what brand is your inverter? The red thing under the cabinet?
Looks like the ones I was looking at on e-bay. Can you give some feedback? Did you try it out yet with lets say a PC or Stereo system. How does it work? Do you get any buzzing sounds through your car stereo when the inverter is on?
Other then that, you'r making progress, that is good. Keep up the work and post many pictures.
I did get the inverter off of E-Bay, it is available from other places as well, but E-Bay had the best price. I have not yet tried it with anything other than the lights that are installed. The mini fridge gets installed next week and I plan to stick with a car stereo for the stereo system and just put in a toggle switch to dump DC power right into it from the battery so it can run without the key in the ignition.
So I have not yet tried the stereo with the inverter on, mostly because the stereo installed stinks right now and a lot of static comes out of the speakers, whether this is the stereo or some blown speakers I have yet to diagnos. I use a smaller inverter in my truck with my laptop without any issues, never tried a full size PC though. I have a laptop with an USB GPS antennae that I use for travel navigating.

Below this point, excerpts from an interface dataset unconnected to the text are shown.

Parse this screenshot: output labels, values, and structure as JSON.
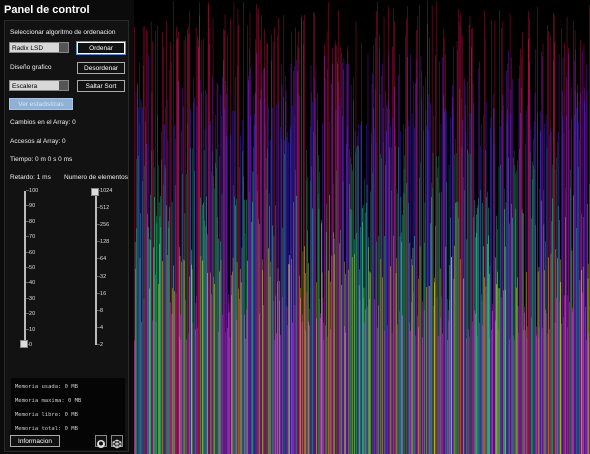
{
  "panel": {
    "title": "Panel de control",
    "algo_label": "Seleccionar algoritmo de ordenacion",
    "algo_value": "Radix LSD",
    "sort_button": "Ordenar",
    "design_label": "Diseño grafico",
    "shuffle_button": "Desordenar",
    "design_value": "Escalera",
    "skip_button": "Saltar Sort",
    "disabled_button": "Ver estadisticas",
    "stats": {
      "changes": "Cambios en el Array: 0",
      "accesses": "Accesos al Array: 0",
      "time": "Tiempo: 0 m 0 s 0 ms"
    },
    "delay_label": "Retardo: 1 ms",
    "elements_label": "Numero de elementos",
    "delay_ticks": [
      "100",
      "90",
      "80",
      "70",
      "60",
      "50",
      "40",
      "30",
      "20",
      "10",
      "0"
    ],
    "delay_value": 1,
    "element_ticks": [
      "1024",
      "512",
      "256",
      "128",
      "64",
      "32",
      "16",
      "8",
      "4",
      "2"
    ],
    "element_value": "1024",
    "memory": {
      "used": "Memoria usada: 0 MB",
      "max": "Memoria maxima: 0 MB",
      "free": "Memoria libre: 0 MB",
      "total": "Memoria total: 0 MB"
    },
    "info_button": "Informacion"
  },
  "visualization": {
    "bar_count": 1024,
    "colors": [
      "#c8104a",
      "#7a1cc0",
      "#3a2ee0",
      "#1e8a5a",
      "#2fd08a",
      "#e0e020",
      "#d03ad0"
    ]
  }
}
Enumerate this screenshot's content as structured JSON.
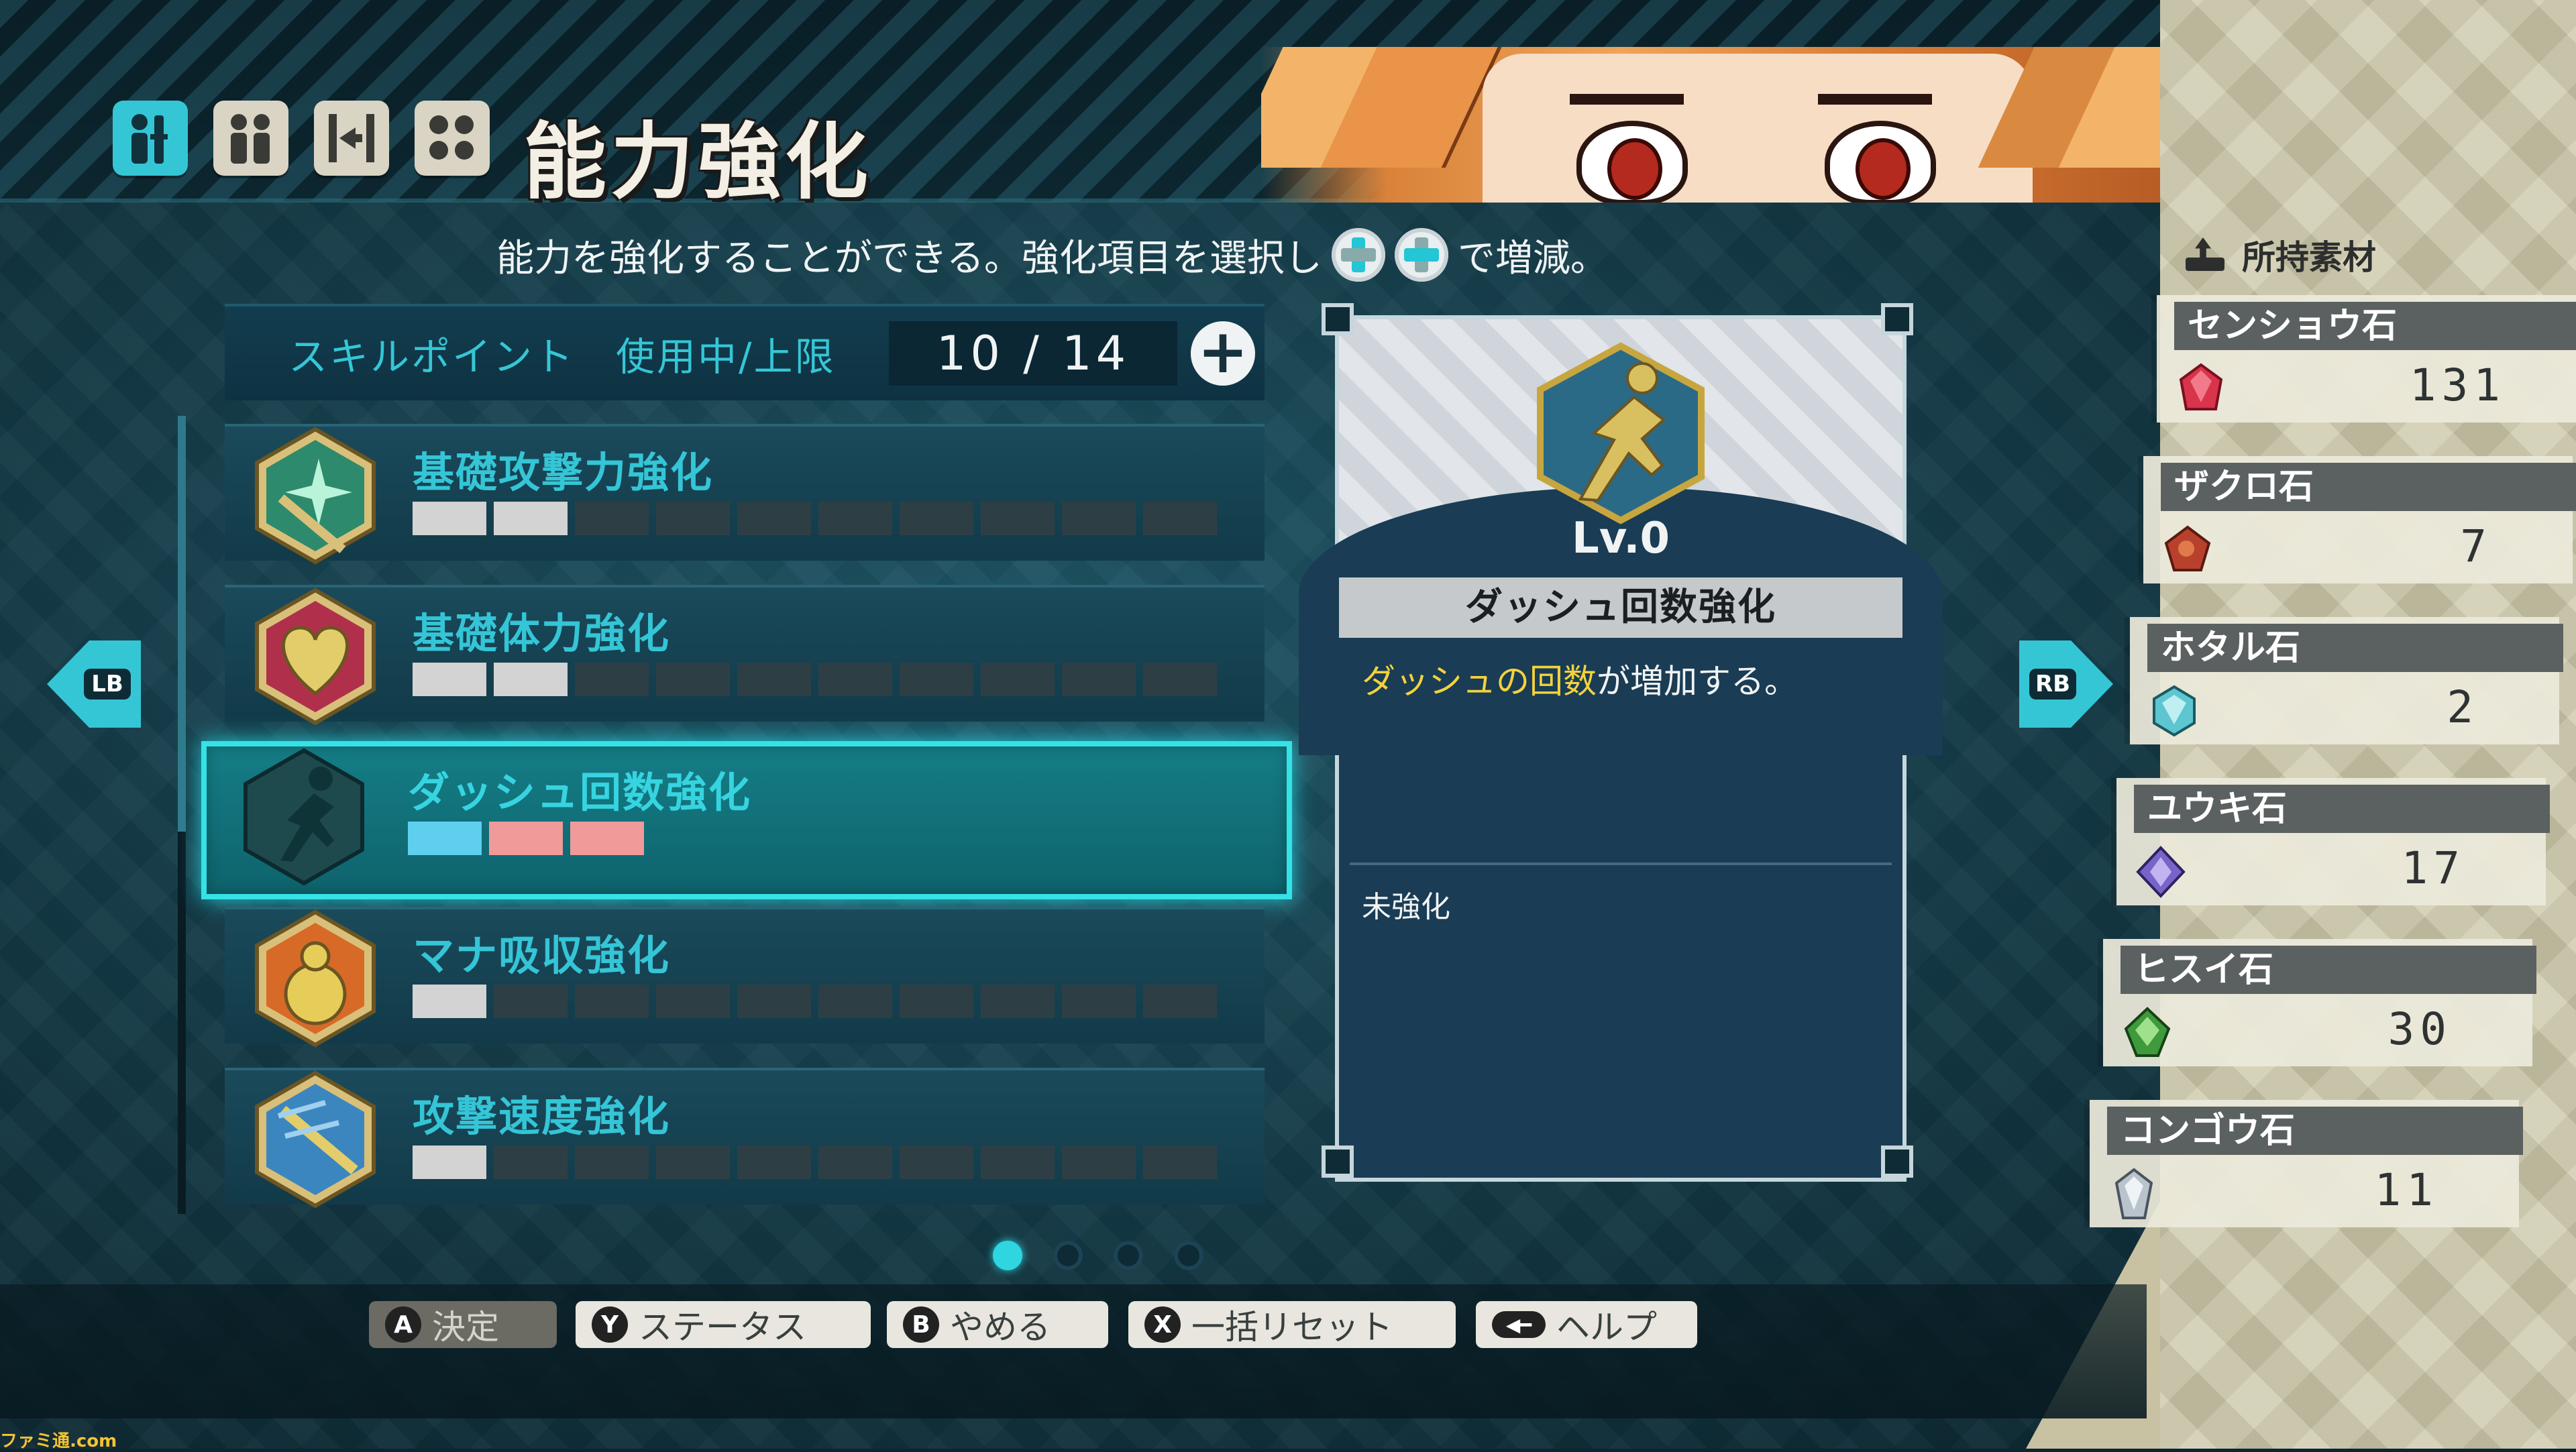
{
  "header": {
    "title": "能力強化",
    "tabs": [
      {
        "name": "status",
        "active": true
      },
      {
        "name": "party",
        "active": false
      },
      {
        "name": "equipment",
        "active": false
      },
      {
        "name": "ability",
        "active": false
      }
    ]
  },
  "instruction": {
    "text": "能力を強化することができる。強化項目を選択し",
    "suffix": "で増減。"
  },
  "skill_points": {
    "label": "スキルポイント　使用中/上限",
    "value": "10 / 14",
    "plus": "+"
  },
  "skills": [
    {
      "name": "基礎攻撃力強化",
      "icon": "sword-star-icon",
      "filled": 2,
      "total": 10,
      "selected": false
    },
    {
      "name": "基礎体力強化",
      "icon": "heart-icon",
      "filled": 2,
      "total": 10,
      "selected": false
    },
    {
      "name": "ダッシュ回数強化",
      "icon": "dash-runner-icon",
      "filled": 0,
      "total": 3,
      "selected": true
    },
    {
      "name": "マナ吸収強化",
      "icon": "mana-flask-icon",
      "filled": 1,
      "total": 10,
      "selected": false
    },
    {
      "name": "攻撃速度強化",
      "icon": "sword-speed-icon",
      "filled": 1,
      "total": 10,
      "selected": false
    }
  ],
  "nav": {
    "left": "LB",
    "right": "RB"
  },
  "detail": {
    "level": "Lv.0",
    "name": "ダッシュ回数強化",
    "desc_highlight": "ダッシュの回数",
    "desc_rest": "が増加する。",
    "status": "未強化"
  },
  "pages": {
    "total": 4,
    "current": 1
  },
  "materials": {
    "title": "所持素材",
    "items": [
      {
        "name": "センショウ石",
        "count": "131",
        "color": "#d8344a"
      },
      {
        "name": "ザクロ石",
        "count": "7",
        "color": "#b8412e"
      },
      {
        "name": "ホタル石",
        "count": "2",
        "color": "#5ec6d0"
      },
      {
        "name": "ユウキ石",
        "count": "17",
        "color": "#7a63c8"
      },
      {
        "name": "ヒスイ石",
        "count": "30",
        "color": "#3e9a3a"
      },
      {
        "name": "コンゴウ石",
        "count": "11",
        "color": "#b9c3cc"
      }
    ]
  },
  "buttons": [
    {
      "glyph": "A",
      "label": "決定",
      "dim": true
    },
    {
      "glyph": "Y",
      "label": "ステータス",
      "dim": false
    },
    {
      "glyph": "B",
      "label": "やめる",
      "dim": false
    },
    {
      "glyph": "X",
      "label": "一括リセット",
      "dim": false
    },
    {
      "glyph": "◀━",
      "label": "ヘルプ",
      "dim": false
    }
  ],
  "watermark": "ファミ通.com",
  "colors": {
    "accent": "#35c6d6",
    "highlight": "#f4d23c",
    "pink": "#f09a9a"
  }
}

I will let you know what I find as testing continues.
1988 Chevrolet S6000 8.2L Detroit Diesel
My cheapo Vector inverters give me no problems with the TV, computer, stereo, fluorescent lights....nothing. Strangely enough, in fact, my fluorescents buzz more on shore power than on the inverter though either way it is barely audible.

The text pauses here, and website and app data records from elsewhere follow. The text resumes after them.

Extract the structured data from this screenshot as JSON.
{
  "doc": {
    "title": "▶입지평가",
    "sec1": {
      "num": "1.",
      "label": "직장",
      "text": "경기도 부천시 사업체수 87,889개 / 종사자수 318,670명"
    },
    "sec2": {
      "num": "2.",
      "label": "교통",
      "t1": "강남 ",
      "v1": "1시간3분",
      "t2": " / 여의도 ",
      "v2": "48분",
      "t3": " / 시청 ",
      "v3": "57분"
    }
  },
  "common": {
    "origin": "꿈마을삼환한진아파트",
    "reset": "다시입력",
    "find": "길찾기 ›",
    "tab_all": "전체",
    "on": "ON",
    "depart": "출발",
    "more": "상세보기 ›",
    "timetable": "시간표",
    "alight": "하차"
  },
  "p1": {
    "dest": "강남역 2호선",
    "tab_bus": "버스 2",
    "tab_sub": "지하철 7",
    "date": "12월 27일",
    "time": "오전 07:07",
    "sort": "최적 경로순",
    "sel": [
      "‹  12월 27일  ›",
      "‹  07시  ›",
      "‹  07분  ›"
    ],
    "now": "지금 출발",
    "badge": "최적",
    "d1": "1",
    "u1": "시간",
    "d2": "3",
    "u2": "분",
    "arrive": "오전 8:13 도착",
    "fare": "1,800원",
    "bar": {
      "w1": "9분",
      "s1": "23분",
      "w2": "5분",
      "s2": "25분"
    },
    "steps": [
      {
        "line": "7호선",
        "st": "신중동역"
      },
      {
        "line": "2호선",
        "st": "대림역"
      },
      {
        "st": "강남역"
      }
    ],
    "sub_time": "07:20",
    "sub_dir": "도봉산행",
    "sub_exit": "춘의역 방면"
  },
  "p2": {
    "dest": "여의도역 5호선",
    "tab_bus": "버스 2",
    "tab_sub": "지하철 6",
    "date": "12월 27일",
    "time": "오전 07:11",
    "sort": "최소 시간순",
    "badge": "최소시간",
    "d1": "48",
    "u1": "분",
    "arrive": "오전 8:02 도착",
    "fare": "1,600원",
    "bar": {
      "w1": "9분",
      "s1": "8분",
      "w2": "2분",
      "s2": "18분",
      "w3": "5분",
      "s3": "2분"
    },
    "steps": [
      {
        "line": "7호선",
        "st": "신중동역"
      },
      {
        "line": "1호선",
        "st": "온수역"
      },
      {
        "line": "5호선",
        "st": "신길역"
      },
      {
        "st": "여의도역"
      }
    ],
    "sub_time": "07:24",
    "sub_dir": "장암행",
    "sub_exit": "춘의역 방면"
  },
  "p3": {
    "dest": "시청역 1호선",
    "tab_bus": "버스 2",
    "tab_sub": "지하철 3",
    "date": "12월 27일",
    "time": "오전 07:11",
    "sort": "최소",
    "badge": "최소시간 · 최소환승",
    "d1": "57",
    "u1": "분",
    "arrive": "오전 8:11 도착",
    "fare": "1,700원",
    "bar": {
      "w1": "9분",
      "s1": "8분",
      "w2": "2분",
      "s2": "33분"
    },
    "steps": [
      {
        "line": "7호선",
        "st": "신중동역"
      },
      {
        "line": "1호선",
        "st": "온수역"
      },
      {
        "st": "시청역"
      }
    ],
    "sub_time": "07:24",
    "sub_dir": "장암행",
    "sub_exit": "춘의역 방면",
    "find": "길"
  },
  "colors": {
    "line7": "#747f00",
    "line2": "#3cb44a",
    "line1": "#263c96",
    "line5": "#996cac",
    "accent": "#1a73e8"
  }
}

For what it's worth most UPS units for computers use a modified sine wave just like the cheap inverters and they work great. Just don't try and run your laser printer when the power goes out.
Laser printers heat the roller so yes, they draw an incredible amount of power. On top of that I believe the electronics in there count on the sinusoidal waveform to make calculations. There are other digital devices that do the same. I have seen other devices that don't work well also. A lot of tools that use rectifiers for charging have issues. Makita comes to mind from work. Makita also makes the only battery pack I can't get apart to rebuild when the time comes.
Looking at the waveform from a modified sine wave inverter on a scope is interesting. It tends to pause momentarily at 0 when corssing from 120+ to 120- and I think that is how it better simulates a true sinewave. Really the best bet is to just try stuff. I'm yet to have a problem with any of my items in the bus, but I use an alkaline battery operated clock for instance as I don't want to chance a digital clock not keeping time because of the waveform difference it sees. You just have to be reasonable I guess.